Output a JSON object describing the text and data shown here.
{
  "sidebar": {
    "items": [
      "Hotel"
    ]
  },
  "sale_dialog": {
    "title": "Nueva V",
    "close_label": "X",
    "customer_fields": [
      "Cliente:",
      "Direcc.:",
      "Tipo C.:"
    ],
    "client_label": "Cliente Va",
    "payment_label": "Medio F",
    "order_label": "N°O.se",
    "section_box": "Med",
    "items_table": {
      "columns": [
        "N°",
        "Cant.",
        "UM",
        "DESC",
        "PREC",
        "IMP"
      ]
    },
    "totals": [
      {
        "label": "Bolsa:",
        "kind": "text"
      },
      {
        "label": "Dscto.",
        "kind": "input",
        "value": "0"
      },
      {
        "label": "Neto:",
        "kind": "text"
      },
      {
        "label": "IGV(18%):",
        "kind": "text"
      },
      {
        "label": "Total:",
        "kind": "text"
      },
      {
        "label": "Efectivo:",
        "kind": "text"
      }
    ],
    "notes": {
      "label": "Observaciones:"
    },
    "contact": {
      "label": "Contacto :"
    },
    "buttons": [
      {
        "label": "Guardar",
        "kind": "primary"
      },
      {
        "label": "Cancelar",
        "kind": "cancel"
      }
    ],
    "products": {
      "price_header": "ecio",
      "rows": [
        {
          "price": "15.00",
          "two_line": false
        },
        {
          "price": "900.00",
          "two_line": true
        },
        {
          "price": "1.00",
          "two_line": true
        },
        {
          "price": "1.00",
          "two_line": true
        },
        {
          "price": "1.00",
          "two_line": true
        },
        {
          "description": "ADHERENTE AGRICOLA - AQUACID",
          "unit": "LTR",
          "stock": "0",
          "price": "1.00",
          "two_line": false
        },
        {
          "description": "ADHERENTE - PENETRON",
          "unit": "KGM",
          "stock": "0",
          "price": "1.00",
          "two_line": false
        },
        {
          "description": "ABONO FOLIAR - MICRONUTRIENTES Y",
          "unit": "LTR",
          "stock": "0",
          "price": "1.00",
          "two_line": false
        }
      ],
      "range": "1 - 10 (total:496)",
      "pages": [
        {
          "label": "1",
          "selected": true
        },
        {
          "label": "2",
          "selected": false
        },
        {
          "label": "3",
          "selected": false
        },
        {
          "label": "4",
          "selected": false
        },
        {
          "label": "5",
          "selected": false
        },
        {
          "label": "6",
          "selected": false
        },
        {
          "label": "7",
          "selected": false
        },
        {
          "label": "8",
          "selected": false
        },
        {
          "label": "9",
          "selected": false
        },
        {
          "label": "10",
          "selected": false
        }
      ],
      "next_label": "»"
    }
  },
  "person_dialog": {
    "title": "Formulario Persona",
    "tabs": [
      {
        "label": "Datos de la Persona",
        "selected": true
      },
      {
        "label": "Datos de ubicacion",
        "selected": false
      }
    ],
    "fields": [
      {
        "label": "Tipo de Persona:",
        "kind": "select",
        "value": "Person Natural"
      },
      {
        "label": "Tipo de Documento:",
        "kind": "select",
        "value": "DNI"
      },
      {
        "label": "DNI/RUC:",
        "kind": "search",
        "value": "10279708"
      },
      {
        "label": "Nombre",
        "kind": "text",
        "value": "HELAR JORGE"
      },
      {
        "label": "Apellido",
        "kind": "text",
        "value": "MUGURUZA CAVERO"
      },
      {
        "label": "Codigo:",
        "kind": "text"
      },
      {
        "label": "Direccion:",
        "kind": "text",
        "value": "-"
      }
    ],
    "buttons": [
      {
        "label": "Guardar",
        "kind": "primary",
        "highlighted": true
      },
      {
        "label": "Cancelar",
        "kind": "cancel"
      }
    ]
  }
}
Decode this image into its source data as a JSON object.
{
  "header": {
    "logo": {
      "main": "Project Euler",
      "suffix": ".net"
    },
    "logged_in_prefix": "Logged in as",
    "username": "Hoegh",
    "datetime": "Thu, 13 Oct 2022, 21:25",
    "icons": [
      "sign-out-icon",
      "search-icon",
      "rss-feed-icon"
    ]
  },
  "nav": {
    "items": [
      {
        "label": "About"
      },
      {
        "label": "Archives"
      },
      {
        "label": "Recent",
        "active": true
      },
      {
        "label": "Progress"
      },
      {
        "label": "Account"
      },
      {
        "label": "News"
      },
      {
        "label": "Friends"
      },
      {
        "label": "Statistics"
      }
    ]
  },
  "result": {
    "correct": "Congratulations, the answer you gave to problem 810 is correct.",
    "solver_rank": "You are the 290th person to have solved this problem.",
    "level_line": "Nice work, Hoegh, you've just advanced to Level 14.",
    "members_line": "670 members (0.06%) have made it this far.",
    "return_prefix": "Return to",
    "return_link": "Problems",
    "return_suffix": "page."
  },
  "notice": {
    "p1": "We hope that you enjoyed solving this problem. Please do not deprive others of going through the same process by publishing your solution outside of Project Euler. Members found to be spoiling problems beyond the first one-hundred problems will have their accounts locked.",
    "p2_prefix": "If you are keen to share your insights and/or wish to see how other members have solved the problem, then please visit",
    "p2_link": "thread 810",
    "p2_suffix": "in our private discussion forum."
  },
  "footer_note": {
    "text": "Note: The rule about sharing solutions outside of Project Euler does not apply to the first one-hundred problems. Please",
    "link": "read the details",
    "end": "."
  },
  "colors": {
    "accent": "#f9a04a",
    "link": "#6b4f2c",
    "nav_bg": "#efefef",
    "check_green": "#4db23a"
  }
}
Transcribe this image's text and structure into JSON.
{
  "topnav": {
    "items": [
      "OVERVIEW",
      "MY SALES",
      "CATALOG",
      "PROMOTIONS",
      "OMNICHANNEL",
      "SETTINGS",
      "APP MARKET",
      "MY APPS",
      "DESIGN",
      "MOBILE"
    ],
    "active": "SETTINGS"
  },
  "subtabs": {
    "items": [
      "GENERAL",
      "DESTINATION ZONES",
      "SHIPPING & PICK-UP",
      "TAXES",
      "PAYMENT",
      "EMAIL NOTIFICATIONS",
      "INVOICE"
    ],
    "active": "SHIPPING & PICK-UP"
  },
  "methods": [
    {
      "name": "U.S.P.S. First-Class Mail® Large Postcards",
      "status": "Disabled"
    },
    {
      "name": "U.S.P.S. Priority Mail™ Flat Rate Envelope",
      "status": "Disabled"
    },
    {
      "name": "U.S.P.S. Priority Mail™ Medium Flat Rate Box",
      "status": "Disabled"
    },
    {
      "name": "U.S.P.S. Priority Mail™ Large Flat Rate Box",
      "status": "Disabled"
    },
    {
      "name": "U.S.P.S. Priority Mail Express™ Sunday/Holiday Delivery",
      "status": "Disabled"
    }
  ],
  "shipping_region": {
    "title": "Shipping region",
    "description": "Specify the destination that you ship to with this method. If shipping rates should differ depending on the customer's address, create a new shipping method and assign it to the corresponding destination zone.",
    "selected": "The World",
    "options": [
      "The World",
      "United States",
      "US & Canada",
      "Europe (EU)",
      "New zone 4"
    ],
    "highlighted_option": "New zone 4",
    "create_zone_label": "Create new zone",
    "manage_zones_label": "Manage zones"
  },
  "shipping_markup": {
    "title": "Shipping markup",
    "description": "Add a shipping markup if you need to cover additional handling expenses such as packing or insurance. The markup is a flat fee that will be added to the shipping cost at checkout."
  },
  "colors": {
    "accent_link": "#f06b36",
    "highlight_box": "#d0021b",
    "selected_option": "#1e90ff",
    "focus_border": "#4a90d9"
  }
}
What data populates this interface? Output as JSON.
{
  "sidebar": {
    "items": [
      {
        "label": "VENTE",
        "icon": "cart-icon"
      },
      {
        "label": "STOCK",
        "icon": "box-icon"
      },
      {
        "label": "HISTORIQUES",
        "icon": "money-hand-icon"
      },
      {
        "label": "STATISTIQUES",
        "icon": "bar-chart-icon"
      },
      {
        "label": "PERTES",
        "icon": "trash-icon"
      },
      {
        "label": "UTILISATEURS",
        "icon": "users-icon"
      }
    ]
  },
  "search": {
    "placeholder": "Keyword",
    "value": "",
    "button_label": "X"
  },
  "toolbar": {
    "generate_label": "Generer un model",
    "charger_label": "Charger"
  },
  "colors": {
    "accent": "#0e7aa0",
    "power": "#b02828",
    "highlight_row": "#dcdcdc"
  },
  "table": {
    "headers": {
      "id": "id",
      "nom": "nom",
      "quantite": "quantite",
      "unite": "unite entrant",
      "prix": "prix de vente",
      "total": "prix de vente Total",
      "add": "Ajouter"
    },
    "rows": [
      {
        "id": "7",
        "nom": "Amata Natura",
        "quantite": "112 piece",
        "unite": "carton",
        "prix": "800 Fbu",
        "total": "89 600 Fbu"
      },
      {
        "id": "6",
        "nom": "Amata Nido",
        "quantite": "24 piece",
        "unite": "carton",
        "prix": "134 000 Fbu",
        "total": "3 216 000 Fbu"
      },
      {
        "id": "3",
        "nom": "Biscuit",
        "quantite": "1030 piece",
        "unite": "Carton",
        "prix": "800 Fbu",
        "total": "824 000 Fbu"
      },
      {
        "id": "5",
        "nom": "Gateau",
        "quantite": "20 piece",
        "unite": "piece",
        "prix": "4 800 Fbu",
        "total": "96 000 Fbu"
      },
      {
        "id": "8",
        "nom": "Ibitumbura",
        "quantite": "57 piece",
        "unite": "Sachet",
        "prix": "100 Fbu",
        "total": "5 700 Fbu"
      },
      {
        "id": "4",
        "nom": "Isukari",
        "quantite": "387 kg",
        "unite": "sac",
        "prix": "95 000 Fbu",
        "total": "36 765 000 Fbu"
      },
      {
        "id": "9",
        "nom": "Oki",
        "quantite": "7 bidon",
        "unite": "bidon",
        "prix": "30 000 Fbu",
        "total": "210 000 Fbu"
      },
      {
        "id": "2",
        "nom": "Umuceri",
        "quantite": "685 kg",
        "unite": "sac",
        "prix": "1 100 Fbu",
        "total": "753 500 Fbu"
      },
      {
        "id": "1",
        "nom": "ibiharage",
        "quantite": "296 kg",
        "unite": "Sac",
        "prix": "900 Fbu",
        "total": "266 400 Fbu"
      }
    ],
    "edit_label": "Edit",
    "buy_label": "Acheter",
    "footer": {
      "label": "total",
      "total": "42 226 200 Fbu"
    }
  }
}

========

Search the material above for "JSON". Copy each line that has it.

__Worked solution__.
Output a JSON object describing the text and data shown here.
Decode this image into its source data as a JSON object.
Transcribe this image's text and structure into JSON.
What data populates this interface? Output as JSON.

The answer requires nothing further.